Emanuele Boattini MSc

Leonard S. Ornstein Laboratory, room 0.07
Princetonplein 1, 3584 CC Utrecht
P.O. Box 80 000, 3508 TA Utrecht
The Netherlands
phone: +31 (0)30 253 2831
secretariat: +31 (0)30 253 2952
e-mail: e.boattini@uu.nl

Research

Supervisor: Dr. Laura Filion
Promotor: Prof. dr. ir. Marjolein Dijkstra
Funding: NWO
Employed: 1 September 2017 – 31 August 2021

Neural network based order parameters for classification of binary crystal structures

In many types of research, such as study of crystallization from the undercooled liquid, one needs to be able to distinguish particles that are part of the crystal from those that belong to the liquid. Moreover, it is very often desirable to be able to discriminate between different crystal structures. Ideally, such an assignment should be based on the local environment of the particles only.
Several methods to extract local structural information on a single particle basis have been proposed. Given their success for single component systems, in this study we use the averaged local bond order parameters proposed by Lechner and Dellago [1]. Combinations of such bond order parameters are usually used in pairs in order to identify regions on a plane spanned by the pairs that correspond to different environments – and sometime more than one set of pairs are necessary. While specific combinations that discriminate between different, single-component, crystal structures have been identified [1] via trial and error, their binary counterparts do not yet exist. Here we focus on binary mixtures of hard spheres of various size ratios for which several crystal structures are predicted
to be stable. We develop a supervised artificial neural network to function as an order parameter that ‘learns’ to distinguish different binary crystalline and fluid environments on a single particle basis,
by analyzing vectors composed of several averaged local bond order parameters.
The training dataset for the network is produced by performing Monte Carlo (MC) simulations of the crystals under study. Once the network is trained, the classification process is computationally very cheap, so that it can easily be employed  in real-time during simulations. Figure 1 shows the classification of hard spheres in a simulation of coexistence between one of the Laves phases, MgCu2, and an FCC crystal of large particles.

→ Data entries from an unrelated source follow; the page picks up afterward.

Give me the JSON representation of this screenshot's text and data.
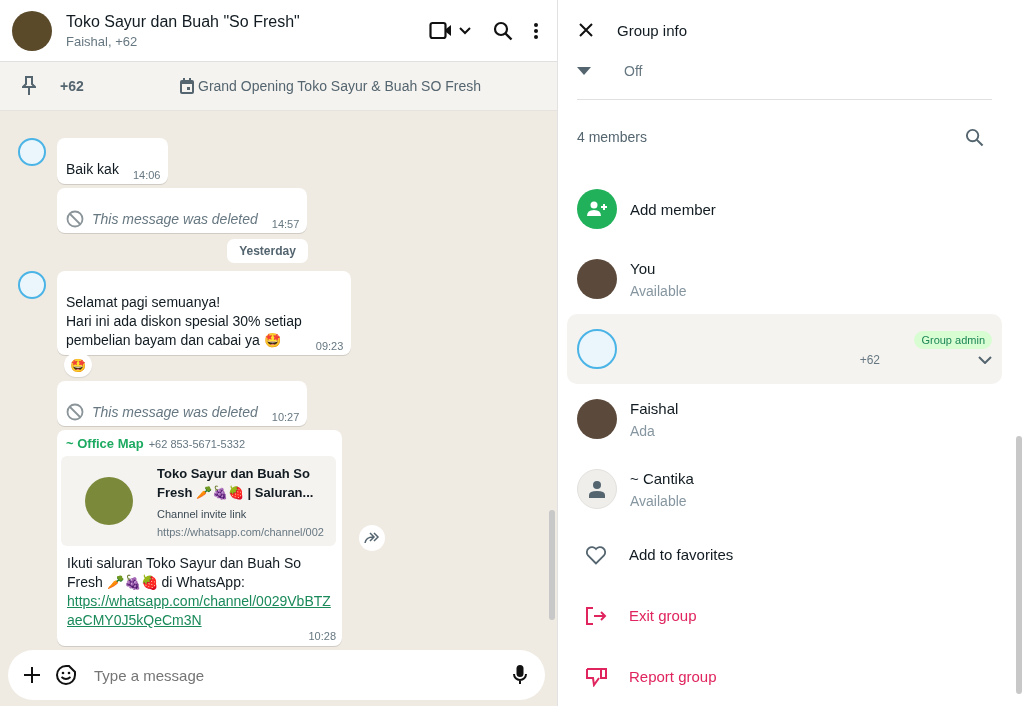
{
  "chat": {
    "title": "Toko Sayur dan Buah \"So Fresh\"",
    "subtitle": "Faishal, +62"
  },
  "pinned": {
    "sender": "+62",
    "text": "Grand Opening Toko Sayur & Buah SO Fresh"
  },
  "messages": [
    {
      "kind": "text",
      "avatar": true,
      "text": "Baik kak",
      "time": "14:06"
    },
    {
      "kind": "deleted",
      "avatar": false,
      "text": "This message was deleted",
      "time": "14:57"
    },
    {
      "kind": "date",
      "text": "Yesterday"
    },
    {
      "kind": "text",
      "avatar": true,
      "text": "Selamat pagi semuanya!\nHari ini ada diskon spesial 30% setiap\npembelian bayam dan cabai ya 🤩",
      "time": "09:23",
      "reaction": "🤩"
    },
    {
      "kind": "deleted",
      "avatar": false,
      "text": "This message was deleted",
      "time": "10:27"
    },
    {
      "kind": "link",
      "avatar": false,
      "sender": "~ Office Map",
      "phone": "+62 853-5671-5332",
      "preview_title": "Toko Sayur dan Buah So Fresh 🥕🍇🍓 | Saluran...",
      "preview_subtitle": "Channel invite link",
      "preview_url": "https://whatsapp.com/channel/002",
      "text": "Ikuti saluran Toko Sayur dan Buah So Fresh 🥕🍇🍓 di WhatsApp:",
      "link": "https://whatsapp.com/channel/0029VbBTZaeCMY0J5kQeCm3N",
      "time": "10:28"
    }
  ],
  "composer": {
    "placeholder": "Type a message"
  },
  "group_info": {
    "title": "Group info",
    "setting_value": "Off",
    "member_count": "4 members",
    "add_member": "Add member",
    "members": [
      {
        "kind": "photo",
        "name": "You",
        "status": "Available",
        "highlighted": false
      },
      {
        "kind": "illustration",
        "phone": "+62",
        "badge": "Group admin",
        "highlighted": true
      },
      {
        "kind": "photo",
        "name": "Faishal",
        "status": "Ada",
        "highlighted": false
      },
      {
        "kind": "placeholder",
        "name": "~ Cantika",
        "status": "Available",
        "highlighted": false
      }
    ],
    "actions": [
      {
        "label": "Add to favorites",
        "kind": "normal"
      },
      {
        "label": "Exit group",
        "kind": "danger"
      },
      {
        "label": "Report group",
        "kind": "danger"
      }
    ]
  }
}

Figure 1: Neural network classification of a configuration of hard spheres displaying a coexistence of MgCu2 (brown) and FCC (orange) crystals . Blue particles represent the fluid, and are located at the disordered interface between the crystalline regions.

[1] W. Lechner and C. Dellago, J. Chem. Phys. 129, 114707 (2008)